Quote from: xiombarg
Quote from: Le JoueurSorry, no.  Nobody around here wants to play board games. :(
I feel your pain, man. My current group is nearly 100% RPG oriented. But I'm converting some of them...
Actually?  When one of the 'alphas' (like me) isn't running they play more Hearts, Bridge, or Magic: the Gathering, than anything.  Sigh.

Quote from: xiombargWhat's Abashed Narratvism? Wanna point me at a thread?
This is the best I could find.  There don't seem to be any definitive threads, but other than this one, a search for 'abashedly' or 'abashed' is about all I can suggest.

Basically an Abashedly Narrativist game is a wannabe Narrativist game that has nothing that serious impedes or contradicts Narrativist play (forcing Drift in order to be Narrativist).  A Narrativist game would provide rules that have or focus play on creating themes on a Premise (see below); abashed, they lack that.

Quote from: xiombarg
Quote from: Le JoueurAgain I ask, where in all the stuff about negotiations, personae, and the like, do you talk about answering this question?  This is why I don't understand why this is anything more than Abashedly Narrativist.  I don't want to sound annoying, but can you explain it to me?
Explain "Abashed Narrativism" to me, and I'll explain why it it's "anything more than Abashedly Narrativist". Deal?

Okay, so maybe the game as I've presented it is "Abashedly Narrativist", whatever the Hell that means. I get the impression from the way you keep picking at it, that this is a bad thing.

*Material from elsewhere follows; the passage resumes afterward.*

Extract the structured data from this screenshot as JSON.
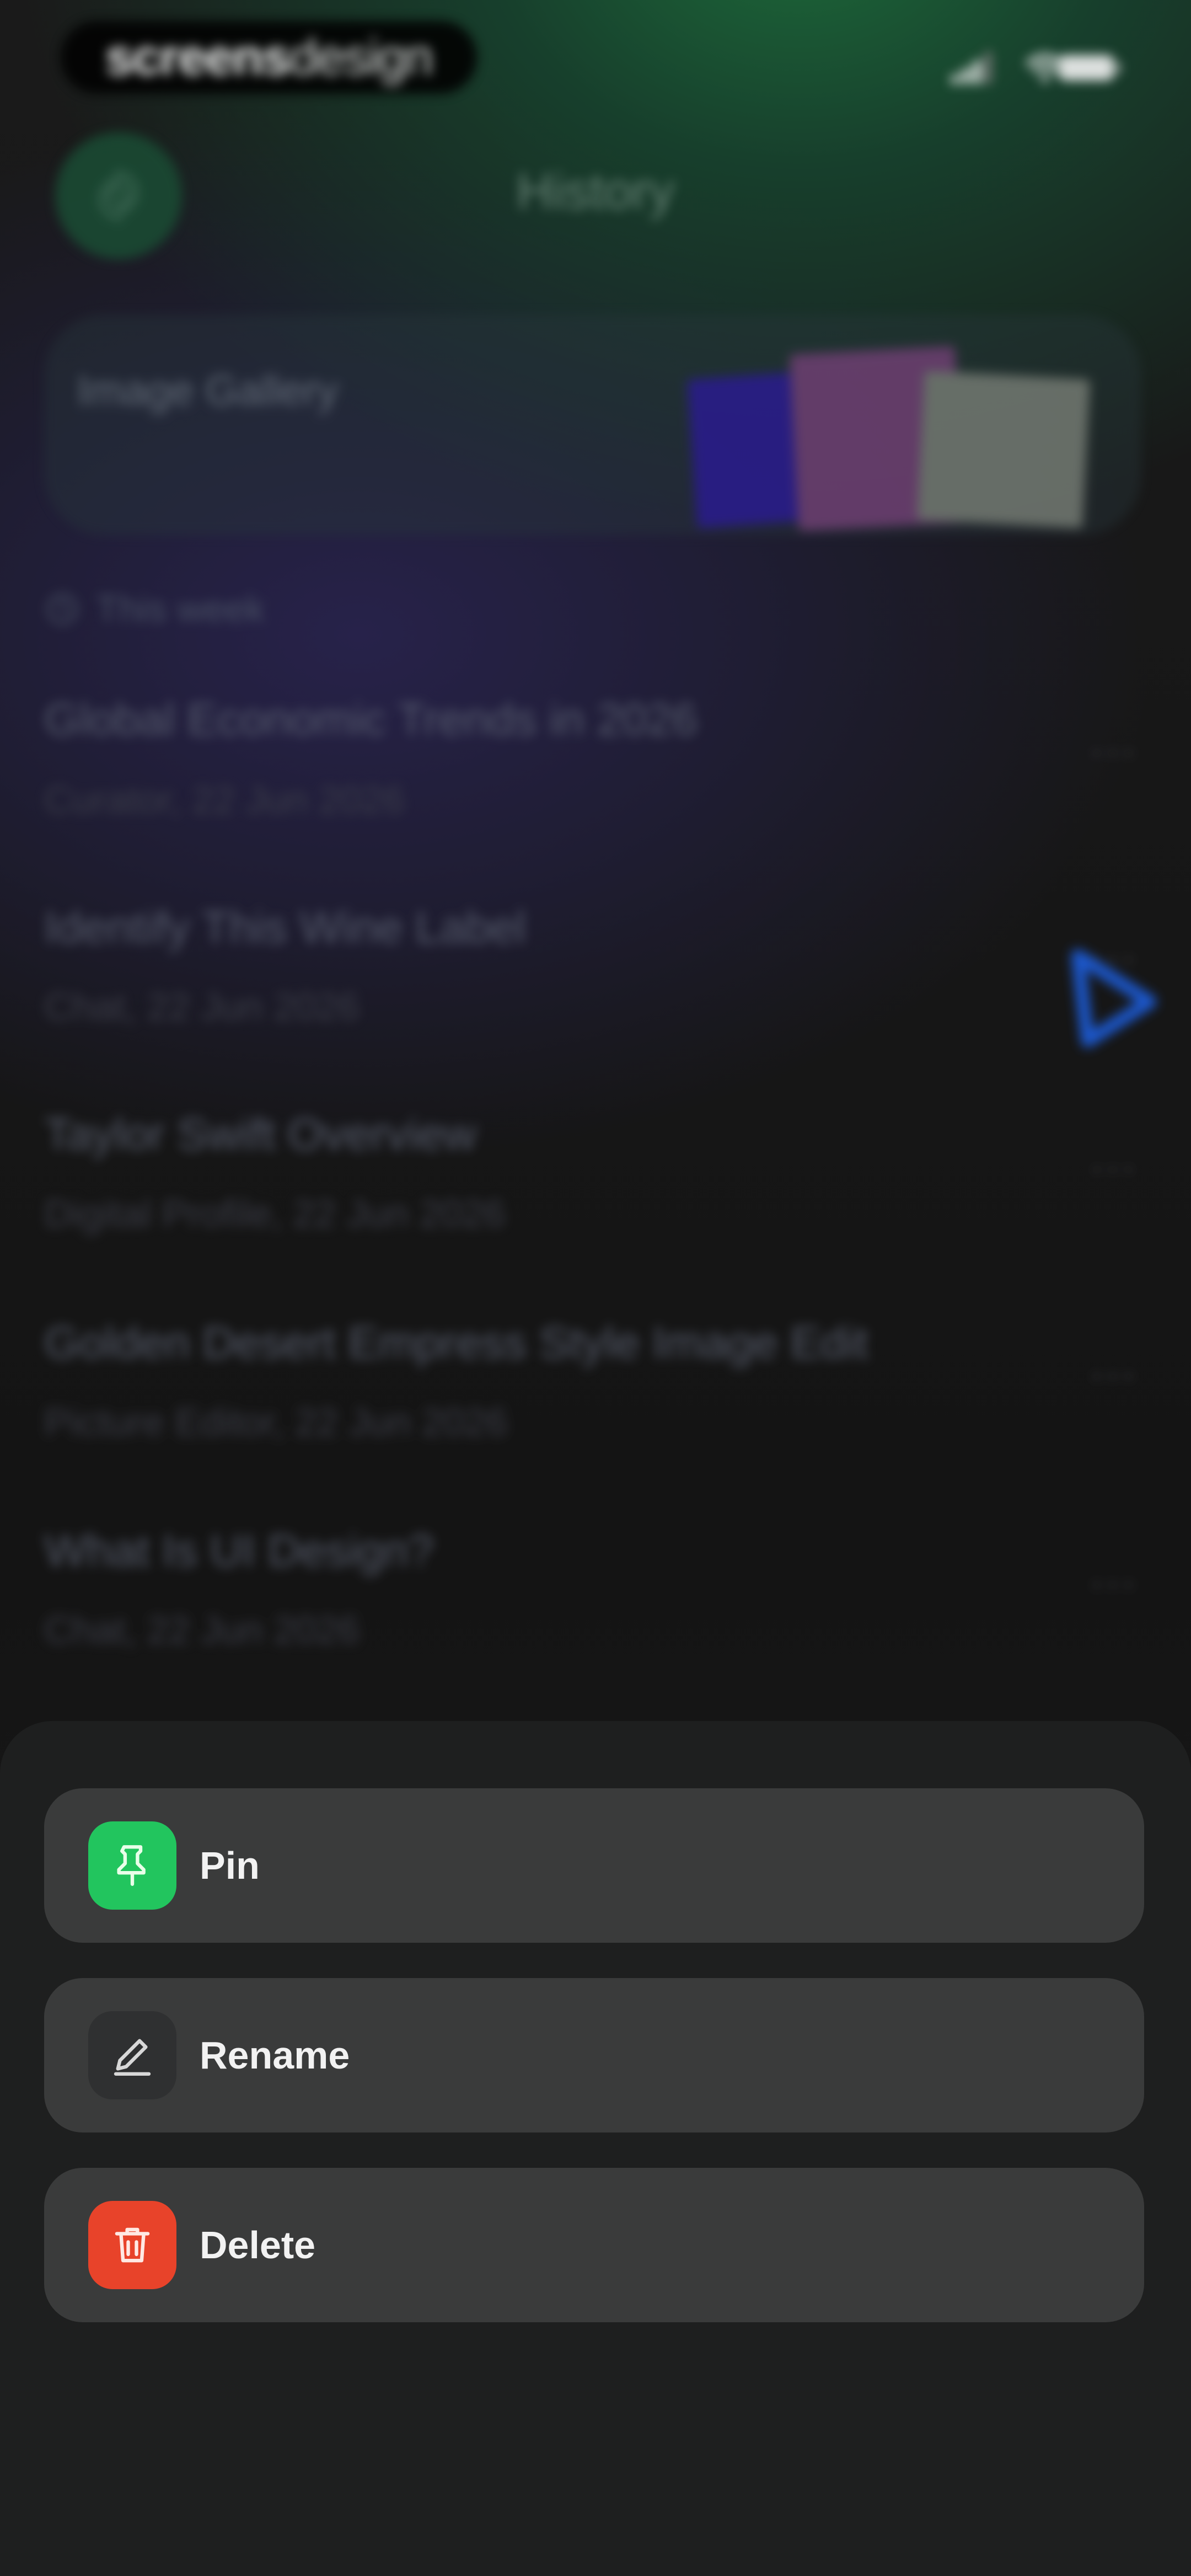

Therefore, how do I fix it? Mike has been making some suggestions, and I'd love to see some from you as well, rather than a game of 20 questions.
Deal.

The twenty questions were necessary to get an understanding of what you want.  I could hardly make reasonable suggestions about a new game based on adding to an old one (especially one I haven't played) without knowing what you wanted to do with it.

Anyway.  Like I was trying to suggest, there are two things I'd add to make it a Narrativist game of Diplomacy.  First of all, it's going to need a Premise (not a premise); as Ron puts it, "Narrativist Premises have the distinctive property of being dilemmas," in other words, they pose a question.  Being 'about the Great Man theory' wouldn't be good enough.  Perhaps 'Can a Great Man change history' might be better, but than the application in terms of rules goes way outside my experience.

Better would be a specific Premise about what 'Great Men' can do (I have no suggestions); then you could have rules 'empowering' a 'Great Man' to do those 'Great Men' things.  Like give the 'Great Men' some extra of those tokens, and limit who can use or benefit from the 'Great Men' tokens.  I really can't say, I've little experience creating Narrativist empowerment tools (especially for a boardgame I've never played), so I'm probably not much help.  Mike seems to know where you're going; maybe he can advise.

Fang Langford
Fang Langford is the creator of Scattershot presents: Universe 6 - The World of the Modern Fantastic.  Please stop by and help!